LAS VEGAS — O.J. Simpson will live in Florida after he is released on parole from a Nevada prison where he has been held for the past nine years for a robbery conviction, his lawyer said Friday.

Attorney Malcolm LaVergne didn’t specify where the former sports and movie star would live, although Tom Scotto, a close friend who lives in Naples, Florida, has offered his home. Scotto didn’t respond to messages seeking comment.

“He’s going to Florida,” LaVergne said. “There’s no doubt he’s going to Florida.”

However, the state attorney general doesn’t want Simpson to come back. Attorney General Pam Bondi sent a letter Friday to the Florida Department of Corrections, urging it to tell Nevada officials that Florida objects to Simpson serving his parole in the southern state.

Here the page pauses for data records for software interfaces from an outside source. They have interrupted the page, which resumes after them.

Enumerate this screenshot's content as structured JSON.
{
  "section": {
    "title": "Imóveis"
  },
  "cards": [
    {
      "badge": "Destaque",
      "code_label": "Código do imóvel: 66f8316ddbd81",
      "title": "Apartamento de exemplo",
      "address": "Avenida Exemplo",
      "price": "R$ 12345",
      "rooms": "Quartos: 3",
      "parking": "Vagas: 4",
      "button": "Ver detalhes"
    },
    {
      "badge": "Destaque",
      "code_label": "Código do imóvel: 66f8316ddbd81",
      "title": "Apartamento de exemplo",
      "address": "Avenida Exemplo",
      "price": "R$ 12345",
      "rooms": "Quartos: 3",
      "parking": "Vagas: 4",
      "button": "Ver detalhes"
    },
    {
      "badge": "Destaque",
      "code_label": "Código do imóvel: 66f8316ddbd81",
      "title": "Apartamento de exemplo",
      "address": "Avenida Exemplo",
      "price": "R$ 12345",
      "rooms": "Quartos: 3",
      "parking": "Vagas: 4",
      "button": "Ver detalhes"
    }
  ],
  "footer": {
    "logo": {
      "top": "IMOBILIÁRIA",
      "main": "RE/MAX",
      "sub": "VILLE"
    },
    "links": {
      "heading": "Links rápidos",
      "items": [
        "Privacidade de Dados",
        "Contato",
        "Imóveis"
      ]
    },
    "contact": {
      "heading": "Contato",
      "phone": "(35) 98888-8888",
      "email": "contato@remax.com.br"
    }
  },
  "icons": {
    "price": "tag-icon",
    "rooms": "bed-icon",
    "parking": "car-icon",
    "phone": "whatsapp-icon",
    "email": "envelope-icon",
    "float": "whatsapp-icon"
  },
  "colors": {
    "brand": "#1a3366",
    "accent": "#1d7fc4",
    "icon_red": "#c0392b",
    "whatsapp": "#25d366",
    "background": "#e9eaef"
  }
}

“Floridians are well aware of Mr. Simpson’s background, his wanton disregard for the lives of others, and of his scofflaw attitude with respect to the heinous acts for which he has been found civilly liable,” Bondi said in the letter. “Our state should not become a country club for this convicted criminal.”

Simpson was acquitted of the 1994 killings of his ex-wife, Nicole Brown Simpson, and her friend Ronald Goldman in Los Angeles. But he was found liable for their deaths in a civil case in 1997 and ordered to pay the victims’ families $33.5 million.

Florida corrections officials have said in the past that they must accept the transfer if Nevada’s request meets the established criteria. A Florida corrections spokeswoman, Ashley Cook, said her agency has not received a transfer request or documents about Simpson.

He becomes eligible for release Sunday, but LaVergne said he doesn’t know where or when it will happen. He expects to learn more when Simpson notifies him that he is being moved from Lovelock Correctional Center in northern Nevada.

Release plans are in motion but need to be finalized for Simpson to be freed, perhaps as early as Monday in Las Vegas, Nevada prisons official Brooke Keast said. Citing safety concerns, she said the plans were not being made public.

Simpson’s attorney said he will begin pressing for answers if his client is not free by Oct. 8. LaVergne said he spoke with Simpson by telephone Thursday and that he is excited about his pending freedom.

“He’s really looking forward to the simple pleasures,” LaVergne said. “Seeing his family on the outside, spending time with them, eating food that’s not packaged.”

Simpson wants to eat steak and seafood and get a new iPhone, LaVergne told ABC’s “Good Morning America.”

Simpson won parole in July after serving nine years of a possible 33-year sentence for his 2008 conviction on armed robbery, kidnapping and other charges.